In the Vâgasaneyaka, in the Agnirahasya chapter, there are references to certain altars built of mind, 'built of mind, built of speech,' &c. The doubt here arises whether those structures of mind, and so on, which metaphorically are called fire-altars, should be considered as being of the nature of action, on account of their connexion with a performance which itself is of the nature of action; or merely of the nature of meditation, as being connected with an activity of the nature of meditation. The Sûtra maintains the former view.
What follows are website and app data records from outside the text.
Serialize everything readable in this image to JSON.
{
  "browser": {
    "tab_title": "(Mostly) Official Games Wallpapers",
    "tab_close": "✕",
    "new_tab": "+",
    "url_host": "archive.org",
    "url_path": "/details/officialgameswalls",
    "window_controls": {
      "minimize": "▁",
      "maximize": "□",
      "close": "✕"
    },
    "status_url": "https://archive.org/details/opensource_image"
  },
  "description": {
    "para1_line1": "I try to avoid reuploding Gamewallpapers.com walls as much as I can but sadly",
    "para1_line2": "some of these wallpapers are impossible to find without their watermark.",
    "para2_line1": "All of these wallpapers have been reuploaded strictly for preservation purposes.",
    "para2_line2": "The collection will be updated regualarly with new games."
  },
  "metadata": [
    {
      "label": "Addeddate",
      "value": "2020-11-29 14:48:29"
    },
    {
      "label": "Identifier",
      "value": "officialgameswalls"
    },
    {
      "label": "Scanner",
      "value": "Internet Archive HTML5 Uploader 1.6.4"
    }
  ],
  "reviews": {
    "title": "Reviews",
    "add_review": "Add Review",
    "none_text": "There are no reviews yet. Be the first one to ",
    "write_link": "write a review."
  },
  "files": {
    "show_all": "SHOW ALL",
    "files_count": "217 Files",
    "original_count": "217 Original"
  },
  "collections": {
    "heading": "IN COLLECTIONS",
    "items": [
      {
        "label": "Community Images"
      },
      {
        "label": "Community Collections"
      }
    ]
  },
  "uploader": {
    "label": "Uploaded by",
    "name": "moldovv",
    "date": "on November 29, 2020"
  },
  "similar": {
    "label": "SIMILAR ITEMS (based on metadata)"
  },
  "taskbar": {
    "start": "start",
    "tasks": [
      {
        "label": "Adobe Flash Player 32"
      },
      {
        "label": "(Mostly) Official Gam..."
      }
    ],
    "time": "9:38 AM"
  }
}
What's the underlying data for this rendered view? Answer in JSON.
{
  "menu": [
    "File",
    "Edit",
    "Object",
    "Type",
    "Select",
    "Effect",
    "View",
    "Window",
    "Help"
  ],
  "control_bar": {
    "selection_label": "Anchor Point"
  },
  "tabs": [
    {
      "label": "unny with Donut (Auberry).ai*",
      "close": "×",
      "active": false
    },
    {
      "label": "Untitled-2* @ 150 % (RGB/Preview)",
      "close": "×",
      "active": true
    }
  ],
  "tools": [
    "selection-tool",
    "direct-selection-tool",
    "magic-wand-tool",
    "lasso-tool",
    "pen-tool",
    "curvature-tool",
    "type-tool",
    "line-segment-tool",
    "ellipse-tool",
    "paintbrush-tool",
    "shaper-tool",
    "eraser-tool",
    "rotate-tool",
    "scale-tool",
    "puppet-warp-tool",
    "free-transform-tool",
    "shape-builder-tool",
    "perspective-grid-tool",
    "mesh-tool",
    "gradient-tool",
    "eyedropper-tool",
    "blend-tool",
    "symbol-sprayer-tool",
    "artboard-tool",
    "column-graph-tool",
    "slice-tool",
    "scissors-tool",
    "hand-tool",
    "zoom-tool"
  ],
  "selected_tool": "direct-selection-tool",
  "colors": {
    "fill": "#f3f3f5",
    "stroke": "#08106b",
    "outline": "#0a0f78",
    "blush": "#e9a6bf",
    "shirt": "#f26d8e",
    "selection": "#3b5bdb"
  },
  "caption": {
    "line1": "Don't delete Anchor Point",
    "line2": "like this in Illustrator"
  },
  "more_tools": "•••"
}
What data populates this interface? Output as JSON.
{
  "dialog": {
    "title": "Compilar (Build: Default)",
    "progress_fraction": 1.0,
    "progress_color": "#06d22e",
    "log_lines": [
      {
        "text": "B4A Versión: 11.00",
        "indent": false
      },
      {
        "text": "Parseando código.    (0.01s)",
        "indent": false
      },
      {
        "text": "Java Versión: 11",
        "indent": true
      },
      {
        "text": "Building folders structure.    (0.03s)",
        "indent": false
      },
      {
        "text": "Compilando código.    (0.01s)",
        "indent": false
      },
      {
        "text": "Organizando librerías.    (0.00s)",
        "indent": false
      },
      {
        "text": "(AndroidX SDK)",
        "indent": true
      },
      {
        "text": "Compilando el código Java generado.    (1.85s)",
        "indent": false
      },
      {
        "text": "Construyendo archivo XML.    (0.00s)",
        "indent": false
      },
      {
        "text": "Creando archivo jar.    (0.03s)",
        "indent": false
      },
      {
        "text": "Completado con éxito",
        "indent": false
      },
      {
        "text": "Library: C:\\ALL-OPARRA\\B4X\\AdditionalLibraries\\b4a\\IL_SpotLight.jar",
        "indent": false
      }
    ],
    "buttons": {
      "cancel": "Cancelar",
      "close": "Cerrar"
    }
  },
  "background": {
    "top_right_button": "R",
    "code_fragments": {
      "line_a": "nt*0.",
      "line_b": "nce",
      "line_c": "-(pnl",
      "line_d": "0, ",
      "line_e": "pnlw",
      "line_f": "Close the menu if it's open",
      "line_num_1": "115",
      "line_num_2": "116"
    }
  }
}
Since those things 'built of mind, and so on,' are, through being built (or piled up), constituted as fire-altars, they demand a performance with which to connect themselves; and as in immediate proximity to them no performance is enjoined, and as the general subject-matter of the section is the fire-altar built of bricks--introduced by means of the clause 'Non-being this was in the beginning'---which is invariably connected with a performance of the nature of outward action, viz. a certain sacrificial performance--we conclude that the altars built of mind, &c., which the text mentions in connexion with the same subject-matter, are themselves of the nature of action, and as such can be used as alternatives for the altar built of bricks. 1. An analogous case is presented by the so-called mental cup. On the tenth, so-called avivâkya, day of the Soma sacrifice extending over twelve days,
there takes place the mental offering of a Soma cup, all the rites connected with which are rehearsed in imagination only; the offering of that cup is thus really of the nature of thought only, but as it forms an auxiliary element in an actual outward sacrificial performance it itself assumes the character of an action.